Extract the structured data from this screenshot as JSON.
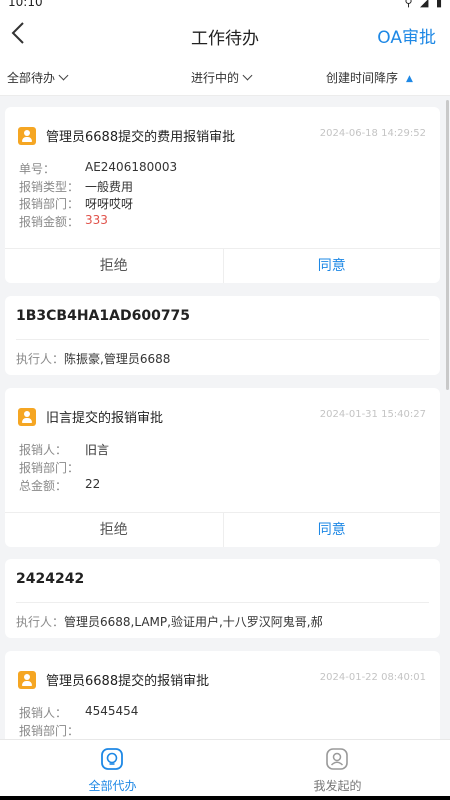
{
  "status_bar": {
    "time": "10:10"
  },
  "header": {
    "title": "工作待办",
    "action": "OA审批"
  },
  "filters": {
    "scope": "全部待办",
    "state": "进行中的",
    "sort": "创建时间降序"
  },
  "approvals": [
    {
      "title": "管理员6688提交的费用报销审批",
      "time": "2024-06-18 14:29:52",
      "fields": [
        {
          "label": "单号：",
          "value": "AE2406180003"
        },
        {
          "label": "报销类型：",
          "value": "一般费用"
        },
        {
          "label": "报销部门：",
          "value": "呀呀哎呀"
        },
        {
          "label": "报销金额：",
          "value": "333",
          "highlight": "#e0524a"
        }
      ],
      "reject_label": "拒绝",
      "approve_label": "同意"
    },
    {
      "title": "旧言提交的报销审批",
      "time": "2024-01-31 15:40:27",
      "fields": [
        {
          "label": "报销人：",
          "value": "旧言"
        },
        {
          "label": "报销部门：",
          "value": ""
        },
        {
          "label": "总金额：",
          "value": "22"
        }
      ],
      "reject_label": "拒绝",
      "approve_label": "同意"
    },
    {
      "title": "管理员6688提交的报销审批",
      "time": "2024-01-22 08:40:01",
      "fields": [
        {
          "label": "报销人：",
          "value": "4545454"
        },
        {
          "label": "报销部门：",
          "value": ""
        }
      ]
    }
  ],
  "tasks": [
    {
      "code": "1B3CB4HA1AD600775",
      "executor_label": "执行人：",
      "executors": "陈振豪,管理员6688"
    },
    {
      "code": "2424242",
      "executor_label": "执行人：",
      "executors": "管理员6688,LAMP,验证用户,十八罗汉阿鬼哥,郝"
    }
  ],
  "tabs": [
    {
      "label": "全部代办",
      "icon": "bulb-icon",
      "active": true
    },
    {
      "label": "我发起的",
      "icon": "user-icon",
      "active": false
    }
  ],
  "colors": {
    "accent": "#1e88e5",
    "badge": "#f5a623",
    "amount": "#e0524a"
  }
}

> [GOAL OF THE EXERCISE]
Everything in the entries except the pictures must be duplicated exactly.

> [SOLUTION TO THIS EXERCISE]
Extract the structured data from this screenshot as JSON.
{
  "status_bar": {
    "time": "10:10"
  },
  "header": {
    "title": "工作待办",
    "action": "OA审批"
  },
  "filters": {
    "scope": "全部待办",
    "state": "进行中的",
    "sort": "创建时间降序"
  },
  "approvals": [
    {
      "title": "管理员6688提交的费用报销审批",
      "time": "2024-06-18 14:29:52",
      "fields": [
        {
          "label": "单号：",
          "value": "AE2406180003"
        },
        {
          "label": "报销类型：",
          "value": "一般费用"
        },
        {
          "label": "报销部门：",
          "value": "呀呀哎呀"
        },
        {
          "label": "报销金额：",
          "value": "333",
          "highlight": "#e0524a"
        }
      ],
      "reject_label": "拒绝",
      "approve_label": "同意"
    },
    {
      "title": "旧言提交的报销审批",
      "time": "2024-01-31 15:40:27",
      "fields": [
        {
          "label": "报销人：",
          "value": "旧言"
        },
        {
          "label": "报销部门：",
          "value": ""
        },
        {
          "label": "总金额：",
          "value": "22"
        }
      ],
      "reject_label": "拒绝",
      "approve_label": "同意"
    },
    {
      "title": "管理员6688提交的报销审批",
      "time": "2024-01-22 08:40:01",
      "fields": [
        {
          "label": "报销人：",
          "value": "4545454"
        },
        {
          "label": "报销部门：",
          "value": ""
        }
      ]
    }
  ],
  "tasks": [
    {
      "code": "1B3CB4HA1AD600775",
      "executor_label": "执行人：",
      "executors": "陈振豪,管理员6688"
    },
    {
      "code": "2424242",
      "executor_label": "执行人：",
      "executors": "管理员6688,LAMP,验证用户,十八罗汉阿鬼哥,郝"
    }
  ],
  "tabs": [
    {
      "label": "全部代办",
      "icon": "bulb-icon",
      "active": true
    },
    {
      "label": "我发起的",
      "icon": "user-icon",
      "active": false
    }
  ],
  "colors": {
    "accent": "#1e88e5",
    "badge": "#f5a623",
    "amount": "#e0524a"
  }
}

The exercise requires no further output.